▶ **Input**:
————————

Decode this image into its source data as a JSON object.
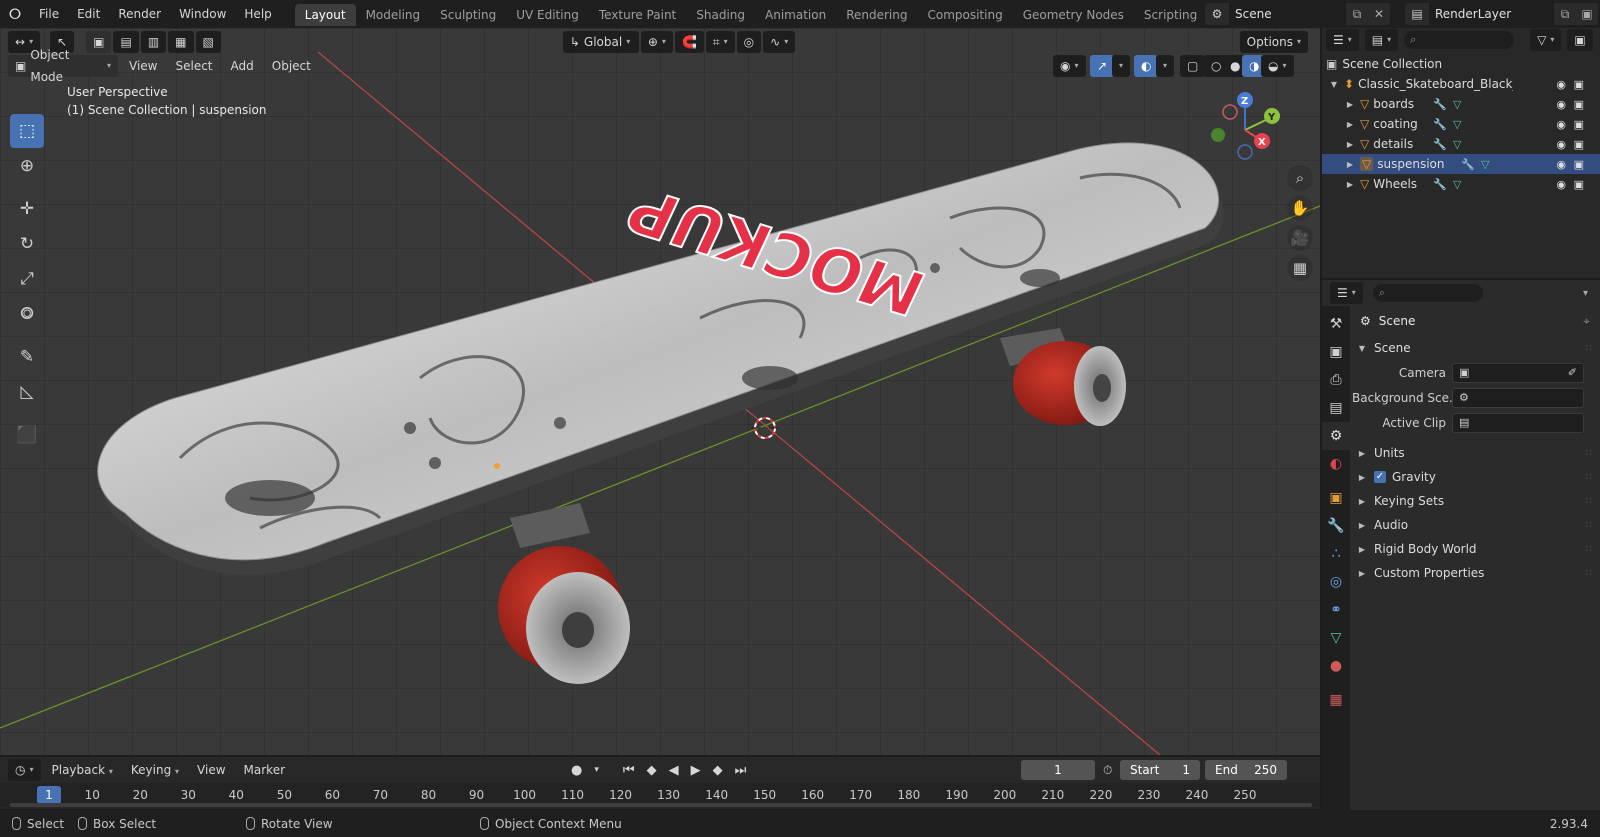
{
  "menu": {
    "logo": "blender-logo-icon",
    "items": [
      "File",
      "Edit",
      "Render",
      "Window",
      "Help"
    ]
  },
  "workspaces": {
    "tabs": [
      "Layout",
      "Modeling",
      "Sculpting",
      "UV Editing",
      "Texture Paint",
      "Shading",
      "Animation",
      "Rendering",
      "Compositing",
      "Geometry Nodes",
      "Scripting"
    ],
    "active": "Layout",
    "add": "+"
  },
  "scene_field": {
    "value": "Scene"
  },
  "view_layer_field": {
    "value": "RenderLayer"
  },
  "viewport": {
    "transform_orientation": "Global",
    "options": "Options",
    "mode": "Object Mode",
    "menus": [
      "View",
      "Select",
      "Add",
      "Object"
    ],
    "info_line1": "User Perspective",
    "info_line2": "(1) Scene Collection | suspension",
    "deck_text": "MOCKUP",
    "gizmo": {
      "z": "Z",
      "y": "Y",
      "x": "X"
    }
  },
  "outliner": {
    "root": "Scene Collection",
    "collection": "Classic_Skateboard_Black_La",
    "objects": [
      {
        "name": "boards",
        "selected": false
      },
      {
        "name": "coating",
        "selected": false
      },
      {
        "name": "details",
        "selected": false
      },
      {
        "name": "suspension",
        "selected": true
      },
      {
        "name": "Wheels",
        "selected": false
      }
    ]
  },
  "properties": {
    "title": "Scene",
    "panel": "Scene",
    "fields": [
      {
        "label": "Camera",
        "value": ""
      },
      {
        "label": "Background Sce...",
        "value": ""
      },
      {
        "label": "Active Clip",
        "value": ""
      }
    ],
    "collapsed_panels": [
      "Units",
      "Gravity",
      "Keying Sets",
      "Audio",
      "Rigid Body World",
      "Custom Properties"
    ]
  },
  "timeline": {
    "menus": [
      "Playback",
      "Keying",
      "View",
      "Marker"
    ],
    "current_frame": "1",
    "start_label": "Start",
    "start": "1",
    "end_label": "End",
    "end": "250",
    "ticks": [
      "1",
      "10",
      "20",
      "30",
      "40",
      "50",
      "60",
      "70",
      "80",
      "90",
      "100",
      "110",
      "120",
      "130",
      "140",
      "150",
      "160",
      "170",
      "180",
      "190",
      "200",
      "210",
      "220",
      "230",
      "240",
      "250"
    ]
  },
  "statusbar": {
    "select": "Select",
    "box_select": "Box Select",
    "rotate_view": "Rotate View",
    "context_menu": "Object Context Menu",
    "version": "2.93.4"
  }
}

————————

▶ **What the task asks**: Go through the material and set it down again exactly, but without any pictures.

▶ **Exercise answer**:
Decode this image into its source data as a JSON object.
{
  "menu": {
    "logo": "blender-logo-icon",
    "items": [
      "File",
      "Edit",
      "Render",
      "Window",
      "Help"
    ]
  },
  "workspaces": {
    "tabs": [
      "Layout",
      "Modeling",
      "Sculpting",
      "UV Editing",
      "Texture Paint",
      "Shading",
      "Animation",
      "Rendering",
      "Compositing",
      "Geometry Nodes",
      "Scripting"
    ],
    "active": "Layout",
    "add": "+"
  },
  "scene_field": {
    "value": "Scene"
  },
  "view_layer_field": {
    "value": "RenderLayer"
  },
  "viewport": {
    "transform_orientation": "Global",
    "options": "Options",
    "mode": "Object Mode",
    "menus": [
      "View",
      "Select",
      "Add",
      "Object"
    ],
    "info_line1": "User Perspective",
    "info_line2": "(1) Scene Collection | suspension",
    "deck_text": "MOCKUP",
    "gizmo": {
      "z": "Z",
      "y": "Y",
      "x": "X"
    }
  },
  "outliner": {
    "root": "Scene Collection",
    "collection": "Classic_Skateboard_Black_La",
    "objects": [
      {
        "name": "boards",
        "selected": false
      },
      {
        "name": "coating",
        "selected": false
      },
      {
        "name": "details",
        "selected": false
      },
      {
        "name": "suspension",
        "selected": true
      },
      {
        "name": "Wheels",
        "selected": false
      }
    ]
  },
  "properties": {
    "title": "Scene",
    "panel": "Scene",
    "fields": [
      {
        "label": "Camera",
        "value": ""
      },
      {
        "label": "Background Sce...",
        "value": ""
      },
      {
        "label": "Active Clip",
        "value": ""
      }
    ],
    "collapsed_panels": [
      "Units",
      "Gravity",
      "Keying Sets",
      "Audio",
      "Rigid Body World",
      "Custom Properties"
    ]
  },
  "timeline": {
    "menus": [
      "Playback",
      "Keying",
      "View",
      "Marker"
    ],
    "current_frame": "1",
    "start_label": "Start",
    "start": "1",
    "end_label": "End",
    "end": "250",
    "ticks": [
      "1",
      "10",
      "20",
      "30",
      "40",
      "50",
      "60",
      "70",
      "80",
      "90",
      "100",
      "110",
      "120",
      "130",
      "140",
      "150",
      "160",
      "170",
      "180",
      "190",
      "200",
      "210",
      "220",
      "230",
      "240",
      "250"
    ]
  },
  "statusbar": {
    "select": "Select",
    "box_select": "Box Select",
    "rotate_view": "Rotate View",
    "context_menu": "Object Context Menu",
    "version": "2.93.4"
  }
}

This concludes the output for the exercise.